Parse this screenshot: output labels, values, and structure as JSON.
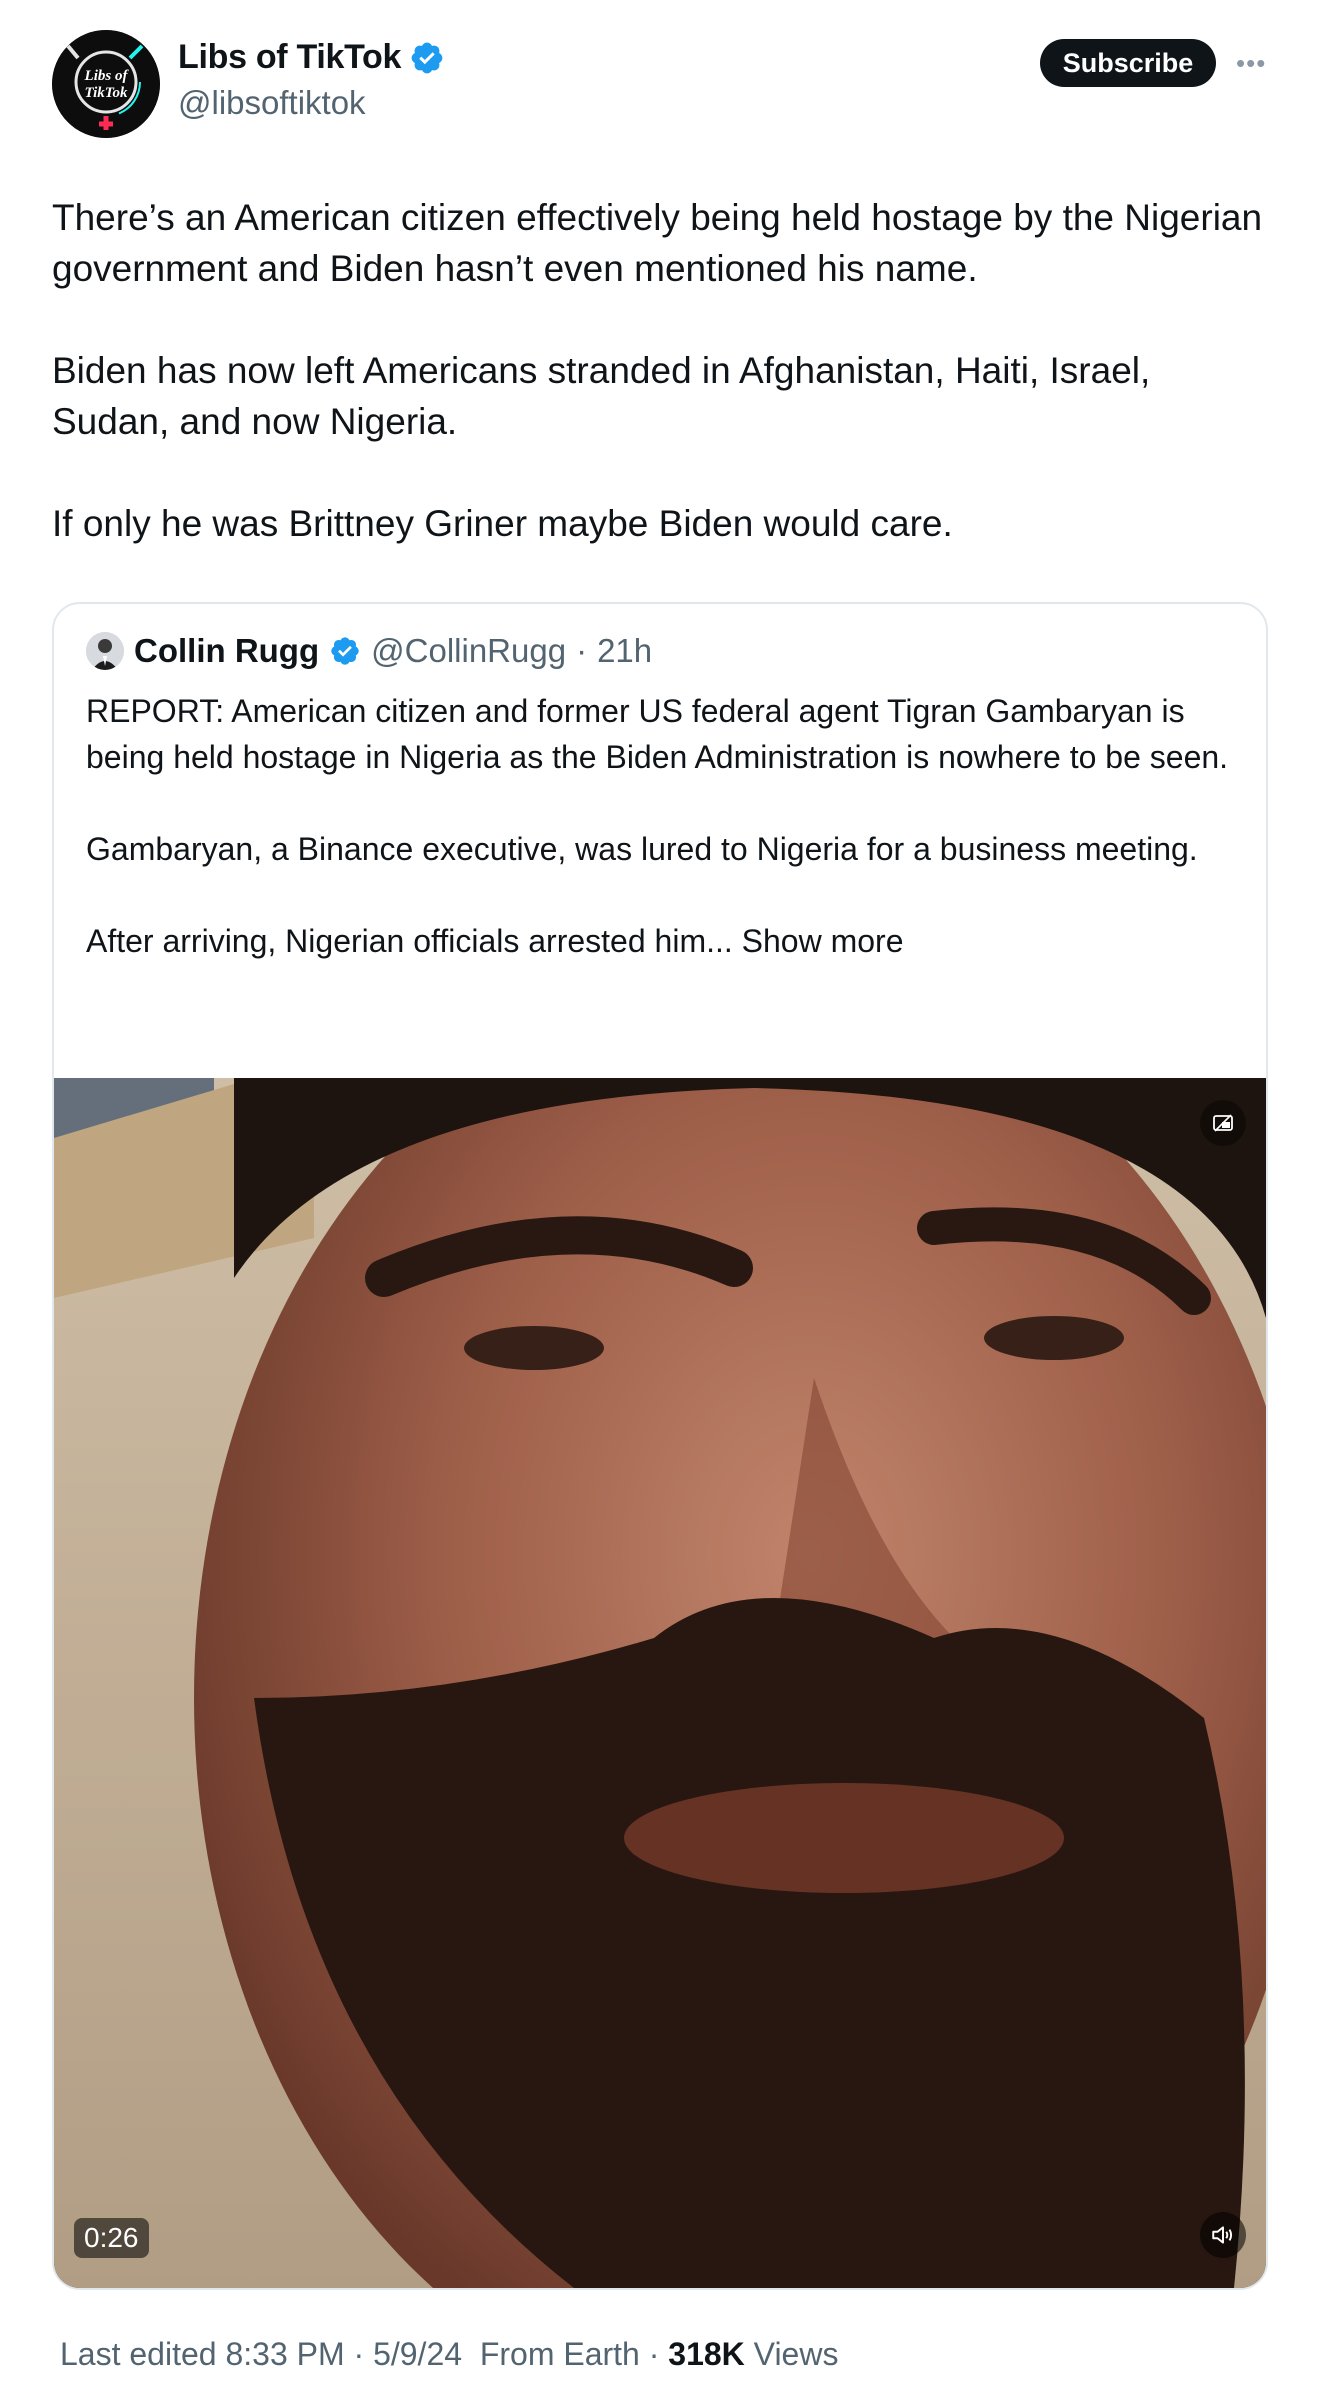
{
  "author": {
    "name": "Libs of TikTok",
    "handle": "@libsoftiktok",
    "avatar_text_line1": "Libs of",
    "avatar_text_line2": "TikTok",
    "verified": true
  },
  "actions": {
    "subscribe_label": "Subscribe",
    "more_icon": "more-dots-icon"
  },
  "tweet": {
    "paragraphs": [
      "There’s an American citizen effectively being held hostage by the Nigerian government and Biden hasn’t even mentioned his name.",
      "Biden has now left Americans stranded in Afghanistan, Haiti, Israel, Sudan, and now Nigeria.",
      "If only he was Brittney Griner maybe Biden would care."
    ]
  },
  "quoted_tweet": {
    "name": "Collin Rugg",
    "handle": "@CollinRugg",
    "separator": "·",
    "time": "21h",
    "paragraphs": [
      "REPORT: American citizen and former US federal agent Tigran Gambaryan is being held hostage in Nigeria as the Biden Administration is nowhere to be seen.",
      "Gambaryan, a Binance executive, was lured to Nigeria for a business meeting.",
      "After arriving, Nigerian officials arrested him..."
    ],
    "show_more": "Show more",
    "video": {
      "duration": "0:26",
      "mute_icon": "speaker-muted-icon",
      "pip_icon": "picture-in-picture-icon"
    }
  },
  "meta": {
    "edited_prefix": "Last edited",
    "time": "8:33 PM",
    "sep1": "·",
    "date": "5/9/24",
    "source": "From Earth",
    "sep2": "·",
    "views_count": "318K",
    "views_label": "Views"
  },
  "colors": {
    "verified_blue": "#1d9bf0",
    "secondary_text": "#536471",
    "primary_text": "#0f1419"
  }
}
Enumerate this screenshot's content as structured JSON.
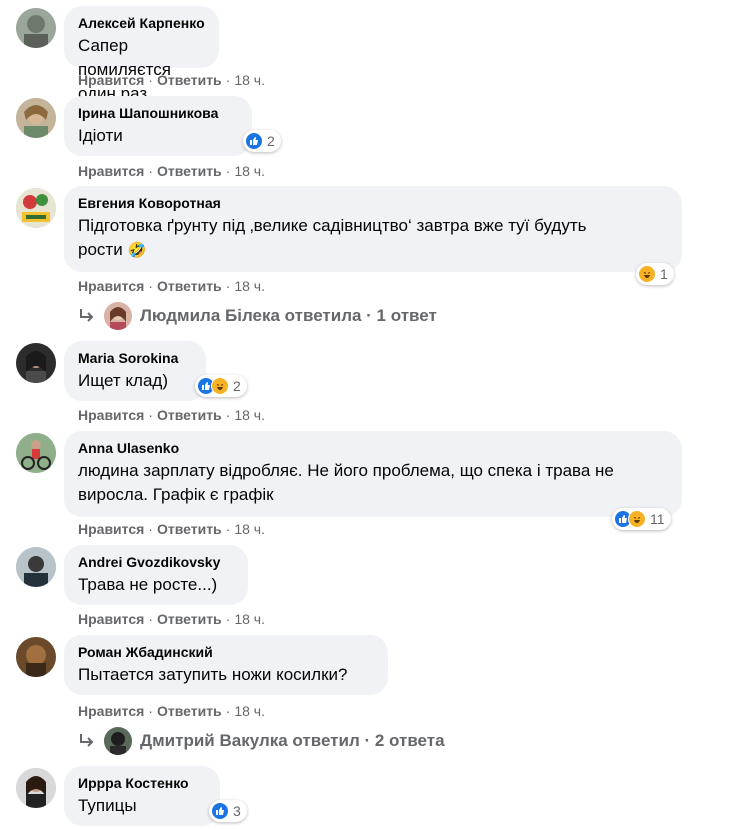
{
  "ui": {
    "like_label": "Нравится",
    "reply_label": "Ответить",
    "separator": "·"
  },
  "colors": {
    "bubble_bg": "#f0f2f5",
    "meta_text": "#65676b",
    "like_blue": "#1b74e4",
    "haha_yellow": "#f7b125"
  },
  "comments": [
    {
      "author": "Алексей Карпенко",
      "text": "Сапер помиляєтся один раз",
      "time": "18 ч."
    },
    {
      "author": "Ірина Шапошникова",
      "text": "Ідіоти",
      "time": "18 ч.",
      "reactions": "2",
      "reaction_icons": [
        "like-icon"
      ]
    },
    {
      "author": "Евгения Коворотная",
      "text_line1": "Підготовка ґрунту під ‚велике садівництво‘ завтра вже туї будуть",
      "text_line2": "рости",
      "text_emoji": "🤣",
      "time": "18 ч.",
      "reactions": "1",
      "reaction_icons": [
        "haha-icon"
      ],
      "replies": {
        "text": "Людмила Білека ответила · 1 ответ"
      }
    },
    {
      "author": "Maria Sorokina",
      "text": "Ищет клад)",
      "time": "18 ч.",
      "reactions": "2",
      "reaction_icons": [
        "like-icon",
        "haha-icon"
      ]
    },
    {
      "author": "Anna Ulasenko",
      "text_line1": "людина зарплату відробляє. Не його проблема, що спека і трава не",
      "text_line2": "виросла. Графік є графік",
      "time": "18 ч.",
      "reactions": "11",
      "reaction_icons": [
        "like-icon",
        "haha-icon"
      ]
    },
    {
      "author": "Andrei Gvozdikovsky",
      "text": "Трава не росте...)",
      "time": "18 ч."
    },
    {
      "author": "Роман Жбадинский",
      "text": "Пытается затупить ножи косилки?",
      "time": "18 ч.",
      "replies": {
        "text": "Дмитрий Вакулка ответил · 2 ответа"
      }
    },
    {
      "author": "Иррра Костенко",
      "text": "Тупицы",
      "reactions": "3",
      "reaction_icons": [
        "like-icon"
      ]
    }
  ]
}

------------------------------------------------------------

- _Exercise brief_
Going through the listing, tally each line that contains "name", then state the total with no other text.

- _Answer for the task_
3